I watched for the next 50 minutes as [the black rat snake] ever so slowly descended the tree, studying all the alternatives each time before moving to a new knot, branch or other protrusion where it could gain some purchase. (I want to say “foothold,” but that’s not right, is it?)
From Via Negativa.
“For I am going to prepare a place for you.” Is Jesus getting around to answering Peter’s question in John 13:36 – “Lord, where are you going?” It took me a number of readings before I considered this possibility. In my own defense, the question and the answer are separated by a change in tone, and almost a change in mode. Only the question and answer seem to hold the text together, it seems to me now. But John uses the tension between the dialog and the changes in tone and mode to communicate meaning beyond what the words alone carry. So here’s the text:

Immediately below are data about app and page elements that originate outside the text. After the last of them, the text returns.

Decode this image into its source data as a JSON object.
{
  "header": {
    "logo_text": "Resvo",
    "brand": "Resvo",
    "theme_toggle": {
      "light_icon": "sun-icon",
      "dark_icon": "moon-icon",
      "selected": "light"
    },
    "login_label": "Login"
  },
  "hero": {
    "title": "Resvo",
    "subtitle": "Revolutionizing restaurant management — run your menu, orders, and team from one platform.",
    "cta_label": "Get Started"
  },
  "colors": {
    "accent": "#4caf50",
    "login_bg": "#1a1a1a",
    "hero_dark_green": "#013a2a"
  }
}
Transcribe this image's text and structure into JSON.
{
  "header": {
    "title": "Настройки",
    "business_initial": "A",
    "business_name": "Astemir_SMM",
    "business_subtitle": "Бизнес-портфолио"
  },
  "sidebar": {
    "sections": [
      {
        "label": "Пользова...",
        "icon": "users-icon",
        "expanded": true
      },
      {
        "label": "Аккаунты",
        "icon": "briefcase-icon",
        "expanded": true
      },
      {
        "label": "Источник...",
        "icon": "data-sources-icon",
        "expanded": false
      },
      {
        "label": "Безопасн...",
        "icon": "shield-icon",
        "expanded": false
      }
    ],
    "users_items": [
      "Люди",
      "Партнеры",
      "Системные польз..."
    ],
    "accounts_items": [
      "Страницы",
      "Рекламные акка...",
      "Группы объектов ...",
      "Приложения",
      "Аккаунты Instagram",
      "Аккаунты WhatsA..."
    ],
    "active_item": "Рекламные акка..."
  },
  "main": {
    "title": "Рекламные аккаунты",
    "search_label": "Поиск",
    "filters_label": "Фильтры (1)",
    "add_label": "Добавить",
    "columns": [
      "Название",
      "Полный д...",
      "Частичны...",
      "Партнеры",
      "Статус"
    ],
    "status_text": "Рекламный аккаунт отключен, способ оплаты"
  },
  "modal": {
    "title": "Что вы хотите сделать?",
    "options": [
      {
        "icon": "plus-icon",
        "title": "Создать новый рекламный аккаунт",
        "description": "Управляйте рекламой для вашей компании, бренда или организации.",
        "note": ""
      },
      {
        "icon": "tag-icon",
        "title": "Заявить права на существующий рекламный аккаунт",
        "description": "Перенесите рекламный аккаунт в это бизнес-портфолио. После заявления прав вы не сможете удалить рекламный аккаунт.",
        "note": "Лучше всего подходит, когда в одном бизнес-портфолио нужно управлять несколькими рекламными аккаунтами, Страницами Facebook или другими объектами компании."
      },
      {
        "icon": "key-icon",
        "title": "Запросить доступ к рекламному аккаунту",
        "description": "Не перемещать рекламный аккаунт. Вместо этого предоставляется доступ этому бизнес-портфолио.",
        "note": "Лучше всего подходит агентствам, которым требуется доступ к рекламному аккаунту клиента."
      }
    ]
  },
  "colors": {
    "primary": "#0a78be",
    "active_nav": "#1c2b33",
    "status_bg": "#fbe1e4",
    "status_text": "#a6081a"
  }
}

Simon Peter said to him, ‘Lord, where are you going?’ Jesus replied, ‘I am going where you cannot follow me now, but one day you will.’ Peter said, ‘Lord, why cannot I follow you now? I will lay down my life for you.’ Jesus answered, ‘Will you really lay down your life for me? In very truth I tell you, before the cock crows you will have denied me three times.
‘Set your troubled hearts at rest. Trust in God always; trust also in me. There are many dwelling-places in my Father’s house; if it were not so I should have told you; for I am going to prepare a place for you. And if I go and prepare a place for you, I shall come again and take you to myself, so that where I am you may be also. [John 13:36 – 14:3, REB]
The chapter break, a long-after-the-fact construct that I have designated above with a paragraph break, seems appropriate here. Chapter 14 breaks away in tone, and seemingly in subject matter, from the drama of Peter’s protestations and Jesus’ dire prediction that end chapter 13. Jesus shifts from addressing Peter alone to addressing all of the apostles. We move also from the Passover Seder interaction — more of a narrative mode — to something like instruction, applicable to all people at all times, and we stay chiefly in this mode through chapter 16 with only brief interruptions by the questioning apostles, Greek style, to remind us that Jesus’ disquisitions are also dialogs.